Distinctive Optical Coherence Tomography Angiography and Indocyanine Green Angiography Imaging Patterns in Topiramate-Induced Choroidal Effusion

Bijon, Jacques; Flynn, Erin; Freund, K Bailey
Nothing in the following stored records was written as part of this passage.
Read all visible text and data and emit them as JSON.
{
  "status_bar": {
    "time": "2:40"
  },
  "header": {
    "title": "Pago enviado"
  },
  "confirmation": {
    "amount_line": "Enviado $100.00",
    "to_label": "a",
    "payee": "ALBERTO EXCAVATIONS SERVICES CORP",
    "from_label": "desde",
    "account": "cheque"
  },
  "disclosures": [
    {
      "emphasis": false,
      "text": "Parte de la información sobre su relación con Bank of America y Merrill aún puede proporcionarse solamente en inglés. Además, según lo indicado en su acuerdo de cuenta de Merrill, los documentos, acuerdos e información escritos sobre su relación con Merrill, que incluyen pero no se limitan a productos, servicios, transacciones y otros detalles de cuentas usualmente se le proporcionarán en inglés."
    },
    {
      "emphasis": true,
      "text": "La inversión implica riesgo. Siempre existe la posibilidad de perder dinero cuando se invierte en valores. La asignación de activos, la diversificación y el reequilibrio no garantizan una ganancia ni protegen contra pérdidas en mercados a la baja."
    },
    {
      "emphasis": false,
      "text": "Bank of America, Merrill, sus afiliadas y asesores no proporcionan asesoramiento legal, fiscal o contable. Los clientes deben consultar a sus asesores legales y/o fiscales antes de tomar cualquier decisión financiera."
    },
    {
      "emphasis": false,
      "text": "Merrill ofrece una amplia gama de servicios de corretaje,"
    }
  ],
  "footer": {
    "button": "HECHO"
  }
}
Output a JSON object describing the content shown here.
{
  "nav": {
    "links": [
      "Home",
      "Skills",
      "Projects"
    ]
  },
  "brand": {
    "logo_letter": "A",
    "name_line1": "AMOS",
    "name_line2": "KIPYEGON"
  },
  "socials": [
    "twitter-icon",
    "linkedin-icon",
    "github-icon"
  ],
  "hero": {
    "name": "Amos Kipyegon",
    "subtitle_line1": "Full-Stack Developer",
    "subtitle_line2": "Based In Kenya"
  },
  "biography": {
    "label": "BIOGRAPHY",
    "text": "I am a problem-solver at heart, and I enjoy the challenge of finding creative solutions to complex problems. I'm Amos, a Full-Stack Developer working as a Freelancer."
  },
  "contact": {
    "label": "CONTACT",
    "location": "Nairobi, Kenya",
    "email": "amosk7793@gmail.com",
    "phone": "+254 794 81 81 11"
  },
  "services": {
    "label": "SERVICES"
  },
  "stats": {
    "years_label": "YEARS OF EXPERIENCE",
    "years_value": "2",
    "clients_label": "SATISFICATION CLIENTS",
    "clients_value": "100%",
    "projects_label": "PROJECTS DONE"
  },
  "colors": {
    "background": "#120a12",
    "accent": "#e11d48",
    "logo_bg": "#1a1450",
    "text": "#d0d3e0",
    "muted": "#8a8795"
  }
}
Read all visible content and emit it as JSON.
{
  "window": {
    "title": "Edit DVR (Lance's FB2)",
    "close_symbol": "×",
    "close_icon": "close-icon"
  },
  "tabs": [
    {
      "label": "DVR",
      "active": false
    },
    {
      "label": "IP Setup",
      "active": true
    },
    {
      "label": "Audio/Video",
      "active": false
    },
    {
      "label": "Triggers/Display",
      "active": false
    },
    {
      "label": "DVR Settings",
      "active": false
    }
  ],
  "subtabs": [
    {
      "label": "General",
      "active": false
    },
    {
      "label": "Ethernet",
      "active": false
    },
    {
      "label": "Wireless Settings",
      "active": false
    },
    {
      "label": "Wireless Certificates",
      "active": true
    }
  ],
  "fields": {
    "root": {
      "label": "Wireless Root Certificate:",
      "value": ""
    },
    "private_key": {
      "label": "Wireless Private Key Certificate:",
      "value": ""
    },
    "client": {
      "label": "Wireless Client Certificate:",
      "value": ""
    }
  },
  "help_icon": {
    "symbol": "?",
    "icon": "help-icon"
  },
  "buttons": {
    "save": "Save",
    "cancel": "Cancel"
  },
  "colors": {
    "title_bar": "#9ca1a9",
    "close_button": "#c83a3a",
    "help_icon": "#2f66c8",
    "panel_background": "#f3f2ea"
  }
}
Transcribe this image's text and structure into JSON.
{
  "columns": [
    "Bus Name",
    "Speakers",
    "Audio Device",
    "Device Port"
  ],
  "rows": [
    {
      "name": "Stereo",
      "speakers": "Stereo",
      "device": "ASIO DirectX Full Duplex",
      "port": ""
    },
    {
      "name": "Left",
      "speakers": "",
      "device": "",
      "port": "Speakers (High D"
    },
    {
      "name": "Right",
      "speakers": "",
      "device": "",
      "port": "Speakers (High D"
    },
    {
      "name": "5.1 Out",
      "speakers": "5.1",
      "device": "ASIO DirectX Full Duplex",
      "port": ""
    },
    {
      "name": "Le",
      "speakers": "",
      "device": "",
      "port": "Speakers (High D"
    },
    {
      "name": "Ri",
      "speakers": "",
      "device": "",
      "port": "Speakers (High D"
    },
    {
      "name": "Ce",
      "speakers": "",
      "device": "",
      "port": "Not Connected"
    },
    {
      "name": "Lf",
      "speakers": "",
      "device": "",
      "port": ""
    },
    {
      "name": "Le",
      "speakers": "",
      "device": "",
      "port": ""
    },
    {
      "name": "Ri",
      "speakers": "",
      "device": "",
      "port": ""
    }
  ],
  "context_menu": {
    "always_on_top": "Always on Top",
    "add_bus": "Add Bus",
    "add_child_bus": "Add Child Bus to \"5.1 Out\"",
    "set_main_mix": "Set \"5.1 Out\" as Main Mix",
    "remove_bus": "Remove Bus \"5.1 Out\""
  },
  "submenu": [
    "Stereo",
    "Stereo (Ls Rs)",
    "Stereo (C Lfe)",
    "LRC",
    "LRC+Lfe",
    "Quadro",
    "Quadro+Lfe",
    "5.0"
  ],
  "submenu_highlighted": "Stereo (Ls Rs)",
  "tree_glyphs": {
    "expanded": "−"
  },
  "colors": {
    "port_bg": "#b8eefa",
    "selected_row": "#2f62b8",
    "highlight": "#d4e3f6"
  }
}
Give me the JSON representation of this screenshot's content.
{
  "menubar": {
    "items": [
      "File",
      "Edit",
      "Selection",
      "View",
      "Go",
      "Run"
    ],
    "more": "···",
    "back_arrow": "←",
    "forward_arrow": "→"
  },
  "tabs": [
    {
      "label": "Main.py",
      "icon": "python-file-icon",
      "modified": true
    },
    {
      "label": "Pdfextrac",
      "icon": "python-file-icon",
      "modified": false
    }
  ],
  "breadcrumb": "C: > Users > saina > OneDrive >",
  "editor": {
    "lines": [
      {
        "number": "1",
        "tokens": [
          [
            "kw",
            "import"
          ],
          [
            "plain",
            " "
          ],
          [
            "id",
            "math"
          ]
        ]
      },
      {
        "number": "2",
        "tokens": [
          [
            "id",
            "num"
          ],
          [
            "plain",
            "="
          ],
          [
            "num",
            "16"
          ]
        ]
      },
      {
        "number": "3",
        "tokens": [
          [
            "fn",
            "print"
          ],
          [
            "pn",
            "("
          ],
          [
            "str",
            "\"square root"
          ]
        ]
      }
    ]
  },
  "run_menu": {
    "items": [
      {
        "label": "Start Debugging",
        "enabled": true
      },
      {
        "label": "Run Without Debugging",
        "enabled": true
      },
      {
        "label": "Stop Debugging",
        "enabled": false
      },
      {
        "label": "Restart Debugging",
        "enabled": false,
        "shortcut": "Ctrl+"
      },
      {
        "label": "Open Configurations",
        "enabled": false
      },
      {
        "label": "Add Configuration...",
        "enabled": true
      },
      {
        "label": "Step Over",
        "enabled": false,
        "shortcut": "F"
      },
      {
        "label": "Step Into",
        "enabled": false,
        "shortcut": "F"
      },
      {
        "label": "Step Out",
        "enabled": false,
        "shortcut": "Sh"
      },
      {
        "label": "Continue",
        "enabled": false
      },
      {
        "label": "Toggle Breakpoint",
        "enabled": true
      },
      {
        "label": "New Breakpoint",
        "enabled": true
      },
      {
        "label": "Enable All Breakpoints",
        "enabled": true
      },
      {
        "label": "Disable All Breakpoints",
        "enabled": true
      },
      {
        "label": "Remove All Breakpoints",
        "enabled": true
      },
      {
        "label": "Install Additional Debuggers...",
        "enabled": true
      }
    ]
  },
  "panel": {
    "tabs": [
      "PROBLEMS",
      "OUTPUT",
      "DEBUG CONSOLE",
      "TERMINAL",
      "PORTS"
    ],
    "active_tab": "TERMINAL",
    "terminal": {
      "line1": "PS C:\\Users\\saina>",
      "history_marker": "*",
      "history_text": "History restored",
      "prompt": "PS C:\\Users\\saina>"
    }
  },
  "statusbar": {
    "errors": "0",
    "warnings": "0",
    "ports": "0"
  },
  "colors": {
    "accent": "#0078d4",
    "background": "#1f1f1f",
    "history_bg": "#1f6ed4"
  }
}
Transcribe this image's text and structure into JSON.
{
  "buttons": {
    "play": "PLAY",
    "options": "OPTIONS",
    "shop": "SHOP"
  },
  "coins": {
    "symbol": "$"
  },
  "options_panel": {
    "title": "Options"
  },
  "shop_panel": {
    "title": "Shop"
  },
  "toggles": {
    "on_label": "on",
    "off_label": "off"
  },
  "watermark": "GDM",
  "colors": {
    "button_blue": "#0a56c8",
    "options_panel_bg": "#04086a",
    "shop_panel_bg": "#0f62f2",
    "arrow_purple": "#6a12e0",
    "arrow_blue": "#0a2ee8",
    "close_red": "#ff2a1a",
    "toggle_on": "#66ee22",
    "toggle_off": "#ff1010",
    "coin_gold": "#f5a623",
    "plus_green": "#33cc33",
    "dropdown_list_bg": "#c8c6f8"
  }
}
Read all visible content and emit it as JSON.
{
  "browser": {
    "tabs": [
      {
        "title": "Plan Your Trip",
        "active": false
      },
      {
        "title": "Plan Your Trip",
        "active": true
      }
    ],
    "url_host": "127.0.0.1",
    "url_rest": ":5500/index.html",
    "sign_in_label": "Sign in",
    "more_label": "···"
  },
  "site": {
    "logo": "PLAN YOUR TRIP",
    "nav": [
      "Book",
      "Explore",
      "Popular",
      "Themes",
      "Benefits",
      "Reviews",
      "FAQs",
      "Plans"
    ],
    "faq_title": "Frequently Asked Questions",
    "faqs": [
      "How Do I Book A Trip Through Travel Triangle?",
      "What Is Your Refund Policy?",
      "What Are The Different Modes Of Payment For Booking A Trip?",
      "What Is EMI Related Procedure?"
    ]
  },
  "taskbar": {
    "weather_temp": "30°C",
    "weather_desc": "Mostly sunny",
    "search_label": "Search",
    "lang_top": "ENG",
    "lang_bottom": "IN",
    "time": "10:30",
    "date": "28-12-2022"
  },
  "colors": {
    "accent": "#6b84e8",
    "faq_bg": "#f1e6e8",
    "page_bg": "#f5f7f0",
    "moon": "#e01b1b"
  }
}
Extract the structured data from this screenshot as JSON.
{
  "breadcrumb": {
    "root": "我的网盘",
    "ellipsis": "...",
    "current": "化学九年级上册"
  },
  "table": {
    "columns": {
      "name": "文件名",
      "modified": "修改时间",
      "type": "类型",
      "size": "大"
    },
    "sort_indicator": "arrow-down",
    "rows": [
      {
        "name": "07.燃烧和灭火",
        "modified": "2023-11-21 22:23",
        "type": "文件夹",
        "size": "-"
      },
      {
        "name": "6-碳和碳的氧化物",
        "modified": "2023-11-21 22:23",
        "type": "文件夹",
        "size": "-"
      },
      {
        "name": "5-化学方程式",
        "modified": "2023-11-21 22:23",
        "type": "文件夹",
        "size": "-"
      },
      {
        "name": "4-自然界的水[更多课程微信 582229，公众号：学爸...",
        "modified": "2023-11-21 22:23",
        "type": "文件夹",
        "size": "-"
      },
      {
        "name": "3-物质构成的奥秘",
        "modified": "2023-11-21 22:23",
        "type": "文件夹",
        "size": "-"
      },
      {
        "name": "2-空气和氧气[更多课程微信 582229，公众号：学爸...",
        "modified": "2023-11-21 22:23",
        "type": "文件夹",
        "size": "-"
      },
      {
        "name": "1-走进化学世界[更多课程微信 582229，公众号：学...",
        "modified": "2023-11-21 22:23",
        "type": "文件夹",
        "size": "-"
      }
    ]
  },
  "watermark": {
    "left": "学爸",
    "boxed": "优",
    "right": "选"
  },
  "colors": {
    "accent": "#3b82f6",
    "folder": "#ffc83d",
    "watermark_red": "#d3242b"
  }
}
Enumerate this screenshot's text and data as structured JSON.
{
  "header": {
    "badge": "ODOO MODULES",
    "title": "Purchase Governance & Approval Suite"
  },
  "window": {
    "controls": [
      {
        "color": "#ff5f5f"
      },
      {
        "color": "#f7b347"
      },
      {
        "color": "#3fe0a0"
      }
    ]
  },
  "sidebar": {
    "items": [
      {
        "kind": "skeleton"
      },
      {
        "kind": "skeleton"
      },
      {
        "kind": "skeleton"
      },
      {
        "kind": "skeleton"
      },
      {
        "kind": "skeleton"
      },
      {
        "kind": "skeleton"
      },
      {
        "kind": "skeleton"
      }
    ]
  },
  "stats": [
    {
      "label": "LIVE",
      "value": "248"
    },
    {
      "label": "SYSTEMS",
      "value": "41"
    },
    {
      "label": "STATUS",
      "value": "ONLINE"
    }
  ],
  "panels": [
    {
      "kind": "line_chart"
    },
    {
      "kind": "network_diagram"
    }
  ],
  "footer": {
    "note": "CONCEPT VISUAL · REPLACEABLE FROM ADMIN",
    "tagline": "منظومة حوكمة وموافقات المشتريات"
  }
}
PURPOSE/OBJECTIVE:To describe novel findings seen on optical coherence tomography angiography (OCTA) and indocyanine green angiography (ICGA) in a young male patient presenting with bilateral topiramate-induced choroidal effusion. METHODS:Retrospective case report. A comprehensive ophthalmic examination was conducted and multimodal imaging techniques, including B-scan ultrasound, OCT, OCTA, and ICGA were analyzed. RESULTS:A male in his 30s presented with a myopic shift due to bilateral choroidal effusion induced by a medication containing topiramate prescribed for weight loss. ICGA showed multiple hypofluorescent spots within the choroid corresponding to areas of reduced OCTA flow signal in both the inner and deeper en face choroidal slabs. Symptoms and abnormal imaging findings resolved within five days of discontinuing the medication. CONCLUSION/CONCLUSIONS:Findings observed with OCTA and ICGA together suggest multifocal reversible areas of reduced choroidal vascular flow occurring in a topiramate-induced choroidal effusion. We propose that this transient hypoperfusion is due to compression from deeper choroidal vessels with a congested choroid.
PMID: 38109671
ISSN: 1937-1578
CID: 5612492